[Source data]

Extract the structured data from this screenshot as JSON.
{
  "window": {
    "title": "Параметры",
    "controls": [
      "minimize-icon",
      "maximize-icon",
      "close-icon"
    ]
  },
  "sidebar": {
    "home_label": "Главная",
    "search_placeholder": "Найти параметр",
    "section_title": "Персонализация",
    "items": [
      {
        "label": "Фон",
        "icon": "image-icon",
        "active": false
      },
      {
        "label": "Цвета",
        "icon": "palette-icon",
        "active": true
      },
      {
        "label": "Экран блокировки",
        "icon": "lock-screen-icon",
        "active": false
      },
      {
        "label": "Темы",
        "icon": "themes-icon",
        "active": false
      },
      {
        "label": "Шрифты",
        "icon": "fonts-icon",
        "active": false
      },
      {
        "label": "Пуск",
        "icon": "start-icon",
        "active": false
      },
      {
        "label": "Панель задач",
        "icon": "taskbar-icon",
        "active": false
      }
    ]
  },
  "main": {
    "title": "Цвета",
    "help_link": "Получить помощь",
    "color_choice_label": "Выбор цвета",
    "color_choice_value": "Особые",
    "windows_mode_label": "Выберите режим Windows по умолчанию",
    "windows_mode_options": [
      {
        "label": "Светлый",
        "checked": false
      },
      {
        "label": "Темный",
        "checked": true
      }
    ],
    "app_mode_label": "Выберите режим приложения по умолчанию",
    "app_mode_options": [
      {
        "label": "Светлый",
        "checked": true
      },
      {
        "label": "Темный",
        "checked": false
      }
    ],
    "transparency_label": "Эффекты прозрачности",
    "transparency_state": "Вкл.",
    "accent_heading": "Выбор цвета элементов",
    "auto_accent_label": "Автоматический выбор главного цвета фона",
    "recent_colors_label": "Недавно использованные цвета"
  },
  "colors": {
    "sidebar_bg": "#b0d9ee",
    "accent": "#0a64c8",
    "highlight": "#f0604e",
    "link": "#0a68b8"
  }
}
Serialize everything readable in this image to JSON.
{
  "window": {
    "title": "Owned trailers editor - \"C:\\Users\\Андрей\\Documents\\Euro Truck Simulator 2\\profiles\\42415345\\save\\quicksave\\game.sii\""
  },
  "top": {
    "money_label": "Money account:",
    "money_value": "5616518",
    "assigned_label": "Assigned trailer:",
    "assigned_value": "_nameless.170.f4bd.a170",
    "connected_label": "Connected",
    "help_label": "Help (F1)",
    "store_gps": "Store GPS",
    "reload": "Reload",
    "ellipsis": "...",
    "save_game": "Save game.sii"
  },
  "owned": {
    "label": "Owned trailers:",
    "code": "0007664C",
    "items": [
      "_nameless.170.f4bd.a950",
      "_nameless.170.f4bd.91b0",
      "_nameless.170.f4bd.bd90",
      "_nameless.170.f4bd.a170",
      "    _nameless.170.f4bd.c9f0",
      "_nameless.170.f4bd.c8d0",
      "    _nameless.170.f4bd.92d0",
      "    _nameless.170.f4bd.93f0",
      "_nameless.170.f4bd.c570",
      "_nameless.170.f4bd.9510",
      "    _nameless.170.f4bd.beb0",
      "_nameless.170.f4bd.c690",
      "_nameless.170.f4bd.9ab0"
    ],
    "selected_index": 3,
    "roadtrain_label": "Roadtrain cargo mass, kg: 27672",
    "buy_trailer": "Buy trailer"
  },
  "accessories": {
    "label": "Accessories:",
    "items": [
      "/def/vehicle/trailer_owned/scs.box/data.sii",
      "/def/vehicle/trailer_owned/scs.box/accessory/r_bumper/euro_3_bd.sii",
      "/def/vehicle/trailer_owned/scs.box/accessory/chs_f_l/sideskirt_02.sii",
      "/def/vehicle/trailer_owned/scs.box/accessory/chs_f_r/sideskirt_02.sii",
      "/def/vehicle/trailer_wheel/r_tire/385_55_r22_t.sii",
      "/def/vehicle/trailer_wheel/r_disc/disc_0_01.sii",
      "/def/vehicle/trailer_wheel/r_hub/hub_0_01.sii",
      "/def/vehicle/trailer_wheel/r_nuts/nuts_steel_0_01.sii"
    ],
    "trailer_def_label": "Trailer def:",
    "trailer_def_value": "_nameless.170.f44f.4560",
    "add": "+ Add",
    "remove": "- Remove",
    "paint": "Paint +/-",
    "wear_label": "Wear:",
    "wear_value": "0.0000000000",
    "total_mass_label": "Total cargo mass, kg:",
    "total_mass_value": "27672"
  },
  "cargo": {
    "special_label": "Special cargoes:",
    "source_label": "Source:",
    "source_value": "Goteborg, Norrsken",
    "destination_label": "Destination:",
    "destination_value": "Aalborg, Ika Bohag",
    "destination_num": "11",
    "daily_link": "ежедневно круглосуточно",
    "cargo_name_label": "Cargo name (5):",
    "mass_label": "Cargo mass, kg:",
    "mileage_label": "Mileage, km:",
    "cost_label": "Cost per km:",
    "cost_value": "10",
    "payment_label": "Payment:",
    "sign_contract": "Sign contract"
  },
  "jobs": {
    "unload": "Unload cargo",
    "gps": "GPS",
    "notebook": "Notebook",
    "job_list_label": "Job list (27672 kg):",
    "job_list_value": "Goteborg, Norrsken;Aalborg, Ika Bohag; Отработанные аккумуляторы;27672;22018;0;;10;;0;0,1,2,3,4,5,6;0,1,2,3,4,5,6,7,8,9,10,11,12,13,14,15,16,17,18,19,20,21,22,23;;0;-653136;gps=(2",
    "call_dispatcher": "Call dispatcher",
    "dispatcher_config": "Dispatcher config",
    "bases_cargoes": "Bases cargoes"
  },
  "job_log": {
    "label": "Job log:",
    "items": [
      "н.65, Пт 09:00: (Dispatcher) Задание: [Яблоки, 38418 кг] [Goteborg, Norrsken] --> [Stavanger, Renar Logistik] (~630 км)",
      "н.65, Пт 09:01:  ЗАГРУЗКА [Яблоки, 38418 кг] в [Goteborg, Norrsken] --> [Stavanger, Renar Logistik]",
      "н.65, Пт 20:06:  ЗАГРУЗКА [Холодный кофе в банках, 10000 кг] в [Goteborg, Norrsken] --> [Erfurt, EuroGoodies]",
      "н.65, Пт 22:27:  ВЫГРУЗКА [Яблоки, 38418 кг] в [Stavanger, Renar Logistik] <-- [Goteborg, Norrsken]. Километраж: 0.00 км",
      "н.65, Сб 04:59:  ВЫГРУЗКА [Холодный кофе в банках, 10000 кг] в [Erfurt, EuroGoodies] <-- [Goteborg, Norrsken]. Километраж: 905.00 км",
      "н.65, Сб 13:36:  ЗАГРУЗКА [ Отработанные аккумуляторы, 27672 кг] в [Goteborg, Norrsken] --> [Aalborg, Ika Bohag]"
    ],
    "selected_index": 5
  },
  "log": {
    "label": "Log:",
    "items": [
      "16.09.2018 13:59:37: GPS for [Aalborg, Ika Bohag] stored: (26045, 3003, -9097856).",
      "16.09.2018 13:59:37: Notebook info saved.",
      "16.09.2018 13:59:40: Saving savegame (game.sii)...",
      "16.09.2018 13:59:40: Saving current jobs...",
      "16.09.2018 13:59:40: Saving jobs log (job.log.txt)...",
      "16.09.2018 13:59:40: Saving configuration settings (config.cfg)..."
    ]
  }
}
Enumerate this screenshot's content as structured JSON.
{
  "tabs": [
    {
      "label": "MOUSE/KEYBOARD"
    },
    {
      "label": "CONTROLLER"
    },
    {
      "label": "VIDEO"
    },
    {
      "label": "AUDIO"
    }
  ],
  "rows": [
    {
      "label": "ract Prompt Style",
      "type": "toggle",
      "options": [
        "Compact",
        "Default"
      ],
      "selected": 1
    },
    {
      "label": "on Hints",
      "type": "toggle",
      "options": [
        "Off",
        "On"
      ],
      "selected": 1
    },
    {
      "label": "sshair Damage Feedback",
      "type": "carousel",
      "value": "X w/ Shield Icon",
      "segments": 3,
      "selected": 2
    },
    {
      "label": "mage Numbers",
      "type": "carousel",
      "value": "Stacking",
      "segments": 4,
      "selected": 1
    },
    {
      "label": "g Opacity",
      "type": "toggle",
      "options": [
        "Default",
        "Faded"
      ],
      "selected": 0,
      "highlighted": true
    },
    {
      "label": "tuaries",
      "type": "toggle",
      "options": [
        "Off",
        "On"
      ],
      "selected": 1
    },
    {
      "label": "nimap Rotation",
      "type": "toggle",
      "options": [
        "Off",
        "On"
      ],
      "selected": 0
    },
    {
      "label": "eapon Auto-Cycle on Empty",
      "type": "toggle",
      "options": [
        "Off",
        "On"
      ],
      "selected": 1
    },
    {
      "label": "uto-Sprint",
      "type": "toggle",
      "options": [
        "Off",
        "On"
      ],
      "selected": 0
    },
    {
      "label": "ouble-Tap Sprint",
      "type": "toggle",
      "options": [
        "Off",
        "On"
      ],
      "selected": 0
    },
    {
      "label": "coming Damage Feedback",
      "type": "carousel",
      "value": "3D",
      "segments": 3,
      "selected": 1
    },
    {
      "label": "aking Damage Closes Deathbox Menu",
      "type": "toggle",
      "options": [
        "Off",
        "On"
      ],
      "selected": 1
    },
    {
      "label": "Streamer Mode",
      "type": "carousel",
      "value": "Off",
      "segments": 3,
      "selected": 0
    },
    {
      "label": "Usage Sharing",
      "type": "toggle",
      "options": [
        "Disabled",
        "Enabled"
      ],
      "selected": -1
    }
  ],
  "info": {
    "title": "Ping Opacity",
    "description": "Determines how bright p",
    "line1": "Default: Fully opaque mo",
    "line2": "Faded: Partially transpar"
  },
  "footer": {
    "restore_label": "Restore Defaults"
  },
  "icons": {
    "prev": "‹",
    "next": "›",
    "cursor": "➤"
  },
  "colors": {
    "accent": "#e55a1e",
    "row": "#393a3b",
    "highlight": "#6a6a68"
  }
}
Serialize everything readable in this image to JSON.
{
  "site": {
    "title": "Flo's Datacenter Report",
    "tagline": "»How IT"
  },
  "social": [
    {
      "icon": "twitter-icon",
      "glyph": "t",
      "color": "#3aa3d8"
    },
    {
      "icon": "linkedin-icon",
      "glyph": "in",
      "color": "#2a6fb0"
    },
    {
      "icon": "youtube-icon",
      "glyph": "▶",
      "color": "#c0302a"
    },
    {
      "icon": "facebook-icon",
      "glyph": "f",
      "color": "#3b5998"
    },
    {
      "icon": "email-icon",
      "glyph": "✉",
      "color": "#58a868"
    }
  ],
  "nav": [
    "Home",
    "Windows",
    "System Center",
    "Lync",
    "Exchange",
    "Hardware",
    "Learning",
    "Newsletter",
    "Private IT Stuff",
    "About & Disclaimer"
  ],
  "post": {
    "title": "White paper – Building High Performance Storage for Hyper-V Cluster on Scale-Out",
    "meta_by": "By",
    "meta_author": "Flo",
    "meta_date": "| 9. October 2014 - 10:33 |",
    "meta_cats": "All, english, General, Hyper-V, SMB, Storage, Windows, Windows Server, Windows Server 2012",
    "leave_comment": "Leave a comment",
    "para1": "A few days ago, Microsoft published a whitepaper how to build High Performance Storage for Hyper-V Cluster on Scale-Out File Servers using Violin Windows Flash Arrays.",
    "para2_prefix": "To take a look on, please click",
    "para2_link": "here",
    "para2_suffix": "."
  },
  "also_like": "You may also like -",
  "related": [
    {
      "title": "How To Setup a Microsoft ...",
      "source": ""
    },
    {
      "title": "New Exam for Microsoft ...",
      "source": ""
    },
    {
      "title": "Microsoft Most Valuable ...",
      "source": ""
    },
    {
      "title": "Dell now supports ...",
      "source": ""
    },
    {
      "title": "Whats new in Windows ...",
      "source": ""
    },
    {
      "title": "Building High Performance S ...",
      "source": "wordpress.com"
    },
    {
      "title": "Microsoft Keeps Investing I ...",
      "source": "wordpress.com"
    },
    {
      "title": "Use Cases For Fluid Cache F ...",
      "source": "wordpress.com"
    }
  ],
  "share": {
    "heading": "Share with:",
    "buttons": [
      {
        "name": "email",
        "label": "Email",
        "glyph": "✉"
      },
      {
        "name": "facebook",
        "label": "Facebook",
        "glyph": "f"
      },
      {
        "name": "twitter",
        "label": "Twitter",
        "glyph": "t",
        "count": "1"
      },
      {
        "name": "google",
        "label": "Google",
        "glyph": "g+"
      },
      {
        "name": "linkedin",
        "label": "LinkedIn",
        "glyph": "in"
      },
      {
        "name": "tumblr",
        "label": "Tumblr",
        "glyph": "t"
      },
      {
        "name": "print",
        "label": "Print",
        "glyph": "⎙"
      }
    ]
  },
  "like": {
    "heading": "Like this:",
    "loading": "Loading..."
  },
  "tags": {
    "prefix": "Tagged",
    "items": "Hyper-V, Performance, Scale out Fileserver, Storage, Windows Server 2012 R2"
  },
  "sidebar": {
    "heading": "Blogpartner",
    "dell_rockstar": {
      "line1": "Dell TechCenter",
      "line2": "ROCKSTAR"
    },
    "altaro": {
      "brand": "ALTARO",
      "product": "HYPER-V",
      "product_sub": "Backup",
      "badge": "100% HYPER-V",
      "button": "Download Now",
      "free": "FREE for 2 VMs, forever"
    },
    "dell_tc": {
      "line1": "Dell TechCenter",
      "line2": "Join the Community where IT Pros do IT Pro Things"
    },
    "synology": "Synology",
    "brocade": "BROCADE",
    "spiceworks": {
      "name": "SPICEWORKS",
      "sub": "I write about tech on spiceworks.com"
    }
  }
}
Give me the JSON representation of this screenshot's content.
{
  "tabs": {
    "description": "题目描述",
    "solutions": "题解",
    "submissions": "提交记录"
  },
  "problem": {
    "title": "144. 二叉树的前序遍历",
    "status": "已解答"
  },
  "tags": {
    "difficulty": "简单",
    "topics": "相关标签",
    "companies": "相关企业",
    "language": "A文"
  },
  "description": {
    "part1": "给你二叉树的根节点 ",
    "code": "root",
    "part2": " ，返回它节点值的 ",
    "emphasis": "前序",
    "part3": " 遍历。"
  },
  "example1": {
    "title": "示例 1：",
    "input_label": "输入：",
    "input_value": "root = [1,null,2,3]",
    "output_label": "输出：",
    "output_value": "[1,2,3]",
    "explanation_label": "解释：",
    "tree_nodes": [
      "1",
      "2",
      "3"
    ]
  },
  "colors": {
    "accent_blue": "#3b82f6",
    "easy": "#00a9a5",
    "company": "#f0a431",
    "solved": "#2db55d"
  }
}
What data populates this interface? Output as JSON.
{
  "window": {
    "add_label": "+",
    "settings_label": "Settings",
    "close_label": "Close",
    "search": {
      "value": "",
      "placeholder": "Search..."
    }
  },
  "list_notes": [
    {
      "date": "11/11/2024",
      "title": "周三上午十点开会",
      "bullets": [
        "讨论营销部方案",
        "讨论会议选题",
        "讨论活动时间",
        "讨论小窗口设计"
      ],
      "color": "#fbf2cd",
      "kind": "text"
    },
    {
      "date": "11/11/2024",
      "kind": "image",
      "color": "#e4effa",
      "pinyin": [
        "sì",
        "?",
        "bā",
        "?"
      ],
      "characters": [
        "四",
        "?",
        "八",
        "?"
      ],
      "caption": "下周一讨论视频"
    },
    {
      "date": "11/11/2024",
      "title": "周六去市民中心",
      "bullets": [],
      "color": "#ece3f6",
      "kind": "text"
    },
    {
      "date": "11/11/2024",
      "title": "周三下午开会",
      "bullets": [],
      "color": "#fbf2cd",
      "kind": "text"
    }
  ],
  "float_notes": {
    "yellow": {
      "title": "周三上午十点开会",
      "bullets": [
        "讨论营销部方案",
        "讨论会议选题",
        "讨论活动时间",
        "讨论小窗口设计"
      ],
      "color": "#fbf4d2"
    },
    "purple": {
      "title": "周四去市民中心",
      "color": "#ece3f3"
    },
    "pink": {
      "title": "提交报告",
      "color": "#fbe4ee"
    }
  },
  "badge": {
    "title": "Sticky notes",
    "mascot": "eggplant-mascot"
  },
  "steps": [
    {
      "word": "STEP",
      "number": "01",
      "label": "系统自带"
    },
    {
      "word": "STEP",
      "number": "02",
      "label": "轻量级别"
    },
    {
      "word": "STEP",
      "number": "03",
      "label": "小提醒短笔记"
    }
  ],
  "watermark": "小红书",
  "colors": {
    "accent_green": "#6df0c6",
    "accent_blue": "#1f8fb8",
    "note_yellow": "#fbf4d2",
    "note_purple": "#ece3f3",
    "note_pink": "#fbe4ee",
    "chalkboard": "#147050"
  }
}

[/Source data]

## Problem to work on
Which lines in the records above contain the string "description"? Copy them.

## Task solution
    "description": "Determines how bright p",
    "description": "题目描述",
  "description": {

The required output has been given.